Eventually, she was assigned to Mitchell Field, and after the end of the war, Marie and her husband returned to Grand Rapids, Michigan, in 1959, so her husband could take a job at the paper in Kalamazoo. Two years later, her husband took a bad fall on some steps and died. Marie then bought a home in Marshall, Michigan, where she and her husband had planned on retiring, and worked at the Battle Creek paper for a while.
Around 1964, Marie decided to travel the world again, as she had with her husband years before She traveled to Europe and down to Orleans. As she put it, “[I] enjoyed herself.” Upon her return to Michigan, she decided she wanted a job in Washington, so she found a job with a Michigan congressional representative. While she enjoyed the work, she stated that the representative “turned out to be not very smart.” So when he decided to run for the Senate, she told him that “he wasn’t smart enough to be a Senator…” and then returned to Grand Rapids. Upon her return to Grand Rapids, Gerry Elliot, of The Grand Rapids Press, hired her to run the World Affairs Council. For 15 years she served as the World Affairs Council executive director. During that entire time, she did not receive a pay check. In fact, all her expenses were paid by herself. But she enjoyed the job and would even travel to Washington a couple times a year to line up speakers. During her time of leadership, the Council had 200 members. Sadly, she walked out on the World Affairs Council when she learned of its offer to a man who was interested in running the Council for quite a large sum of money if he could set up a program with Venezuela.
Overall, Marie described her life as lucky and explained she always returned to Grand Rapids, Michigan because “there wasn’t a more interesting place to live.” Marie was just as interesting in her own right, and her colorful life contributed greatly to this city’s rich women’s history.
This biography is a summary of a transcript of an oral history interview with Marie Jay Cady. Learn more about Grand Rapids women’s oral histories here.
This biography is also available in the Fall 2016 GGRWHC Newsletter.

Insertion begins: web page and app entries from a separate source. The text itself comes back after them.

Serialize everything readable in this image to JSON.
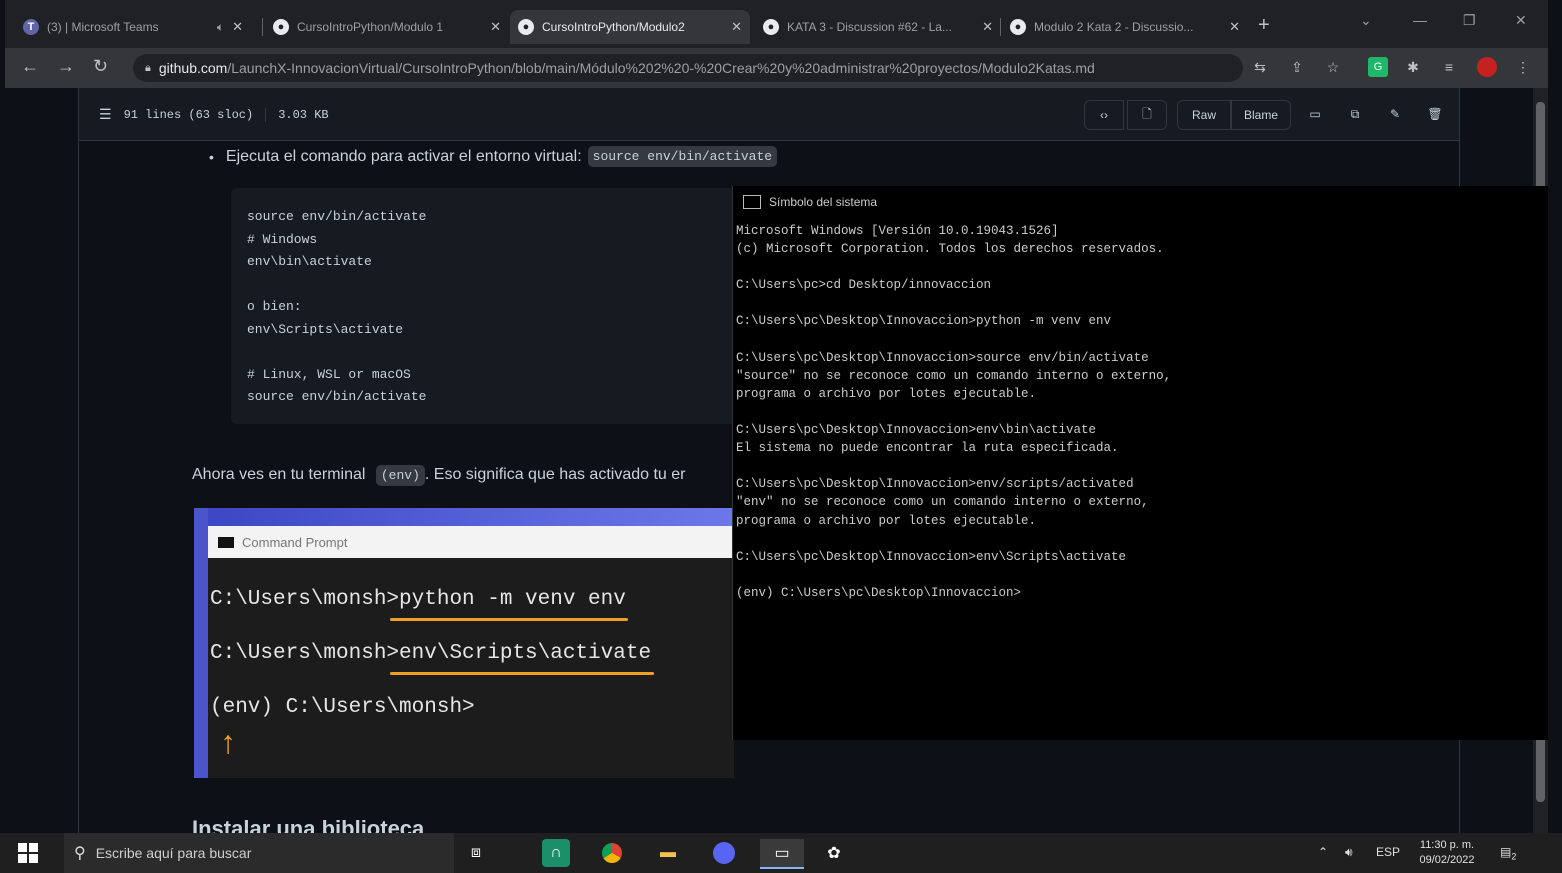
{
  "browser": {
    "tabs": [
      {
        "title": "(3) | Microsoft Teams",
        "icon": "teams-icon",
        "color": "#6264a7"
      },
      {
        "title": "CursoIntroPython/Modulo 1",
        "icon": "github-icon",
        "color": "#e8eaed"
      },
      {
        "title": "CursoIntroPython/Modulo2",
        "icon": "github-icon",
        "color": "#e8eaed"
      },
      {
        "title": "KATA 3 - Discussion #62 - La...",
        "icon": "github-icon",
        "color": "#e8eaed"
      },
      {
        "title": "Modulo 2 Kata 2 - Discussio...",
        "icon": "github-icon",
        "color": "#e8eaed"
      }
    ],
    "url_domain": "github.com",
    "url_path": "/LaunchX-InnovacionVirtual/CursoIntroPython/blob/main/Módulo%202%20-%20Crear%20y%20administrar%20proyectos/Modulo2Katas.md"
  },
  "file_header": {
    "lines": "91 lines (63 sloc)",
    "size": "3.03 KB",
    "raw_label": "Raw",
    "blame_label": "Blame"
  },
  "doc": {
    "bullet_text": "Ejecuta el comando para activar el entorno virtual:",
    "bullet_code": "source env/bin/activate",
    "code_block": "source env/bin/activate\n# Windows\nenv\\bin\\activate\n\no bien:\nenv\\Scripts\\activate\n\n# Linux, WSL or macOS\nsource env/bin/activate",
    "para_before": "Ahora ves en tu terminal",
    "para_code": "(env)",
    "para_after": ". Eso significa que has activado tu er",
    "next_heading": "Instalar una biblioteca"
  },
  "embedded_image": {
    "title": "Command Prompt",
    "line1": "C:\\Users\\monsh>python -m venv env",
    "line2": "C:\\Users\\monsh>env\\Scripts\\activate",
    "line3": "(env) C:\\Users\\monsh>",
    "accent": "#f0a020"
  },
  "cmd_window": {
    "title": "Símbolo del sistema",
    "output": "Microsoft Windows [Versión 10.0.19043.1526]\n(c) Microsoft Corporation. Todos los derechos reservados.\n\nC:\\Users\\pc>cd Desktop/innovaccion\n\nC:\\Users\\pc\\Desktop\\Innovaccion>python -m venv env\n\nC:\\Users\\pc\\Desktop\\Innovaccion>source env/bin/activate\n\"source\" no se reconoce como un comando interno o externo,\nprograma o archivo por lotes ejecutable.\n\nC:\\Users\\pc\\Desktop\\Innovaccion>env\\bin\\activate\nEl sistema no puede encontrar la ruta especificada.\n\nC:\\Users\\pc\\Desktop\\Innovaccion>env/scripts/activated\n\"env\" no se reconoce como un comando interno o externo,\nprograma o archivo por lotes ejecutable.\n\nC:\\Users\\pc\\Desktop\\Innovaccion>env\\Scripts\\activate\n\n(env) C:\\Users\\pc\\Desktop\\Innovaccion>"
  },
  "taskbar": {
    "search_placeholder": "Escribe aquí para buscar",
    "language": "ESP",
    "time": "11:30 p. m.",
    "date": "09/02/2022",
    "notifications": "2"
  }
}
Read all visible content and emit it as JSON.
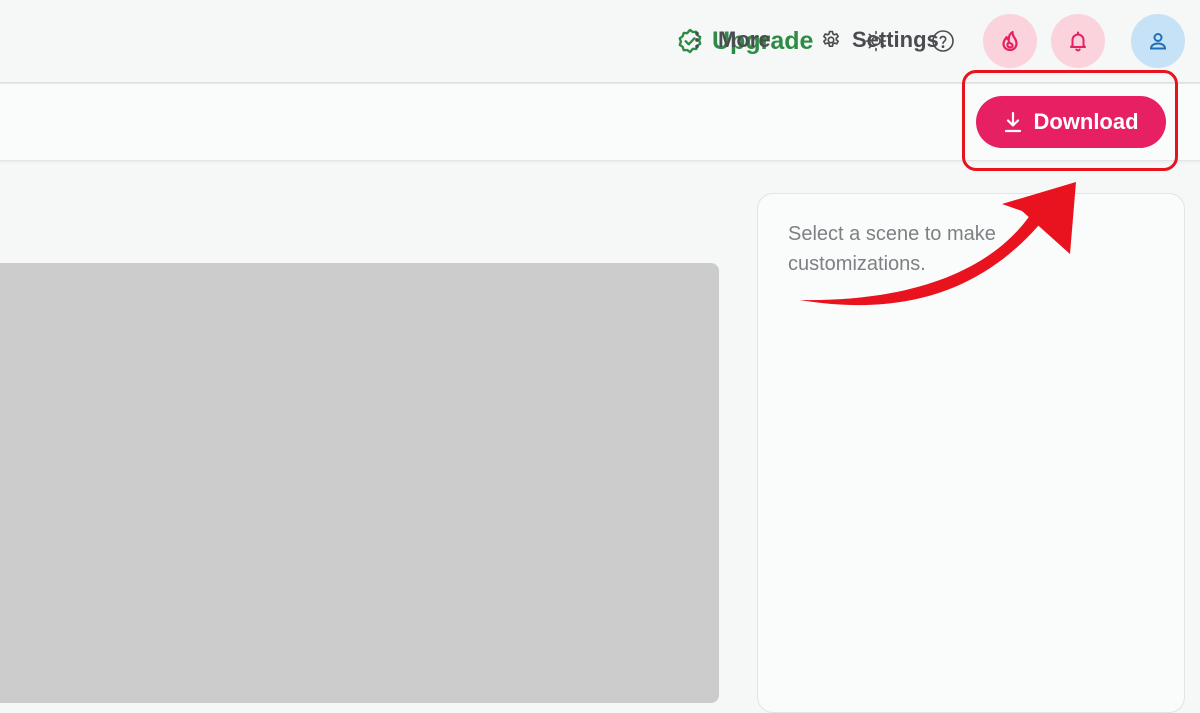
{
  "header": {
    "upgrade_label": "Upgrade",
    "upgrade_icon": "badge-check-icon",
    "buttons": [
      {
        "name": "theme-toggle",
        "icon": "sun-icon"
      },
      {
        "name": "help",
        "icon": "question-circle-icon"
      },
      {
        "name": "streak",
        "icon": "flame-icon"
      },
      {
        "name": "notifications",
        "icon": "bell-icon"
      },
      {
        "name": "account",
        "icon": "user-icon"
      }
    ]
  },
  "toolbar": {
    "more_label": "More",
    "settings_label": "Settings",
    "download_label": "Download"
  },
  "panel": {
    "hint": "Select a scene to make customizations."
  },
  "colors": {
    "accent": "#e62062",
    "upgrade": "#2e8b45",
    "annotation": "#e8131e",
    "canvas": "#cccccc"
  }
}
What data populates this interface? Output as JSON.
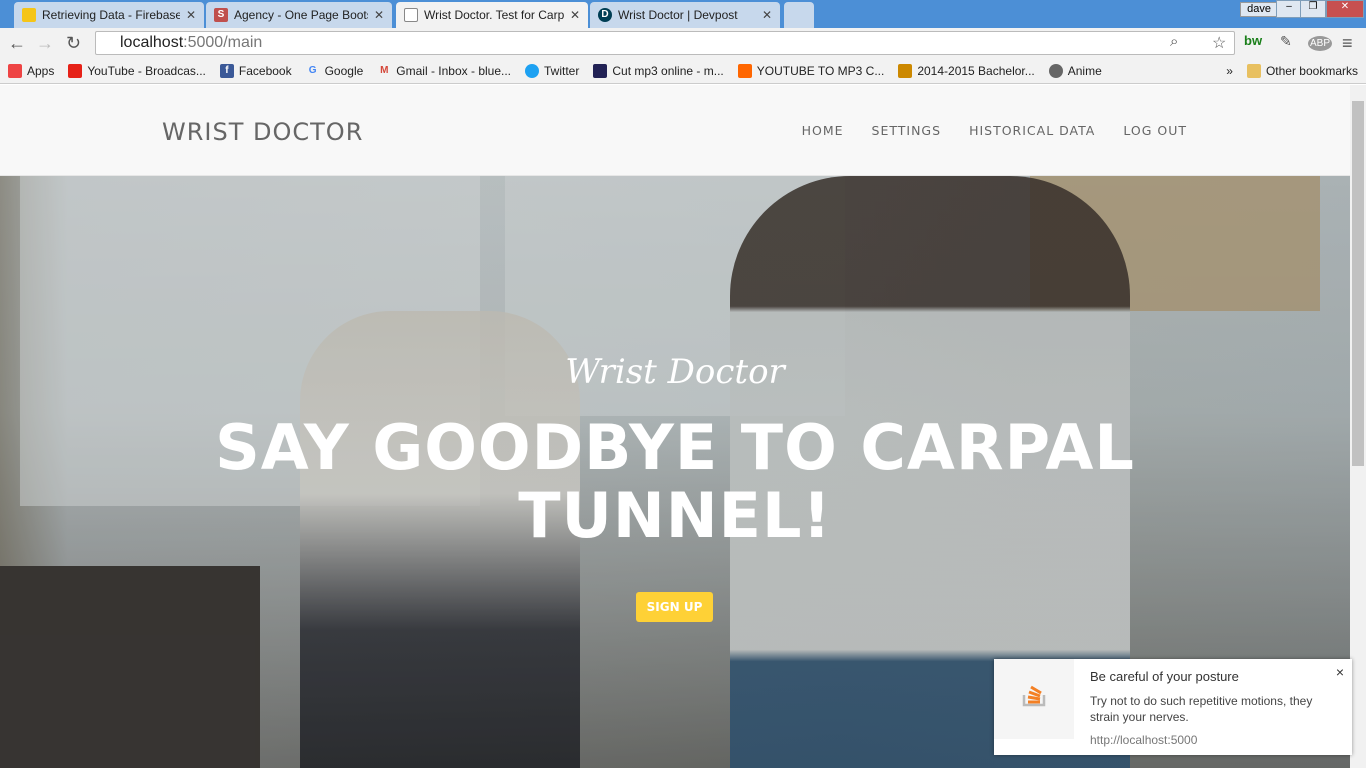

“Women Who Led World Affairs Council branch dies.” Grand Rapids Press. March 9, 1996. America’s News – Historical and Current.
“Cady,” Grand Rapids Press. March 9, 1996. America’s News – Historical and Current.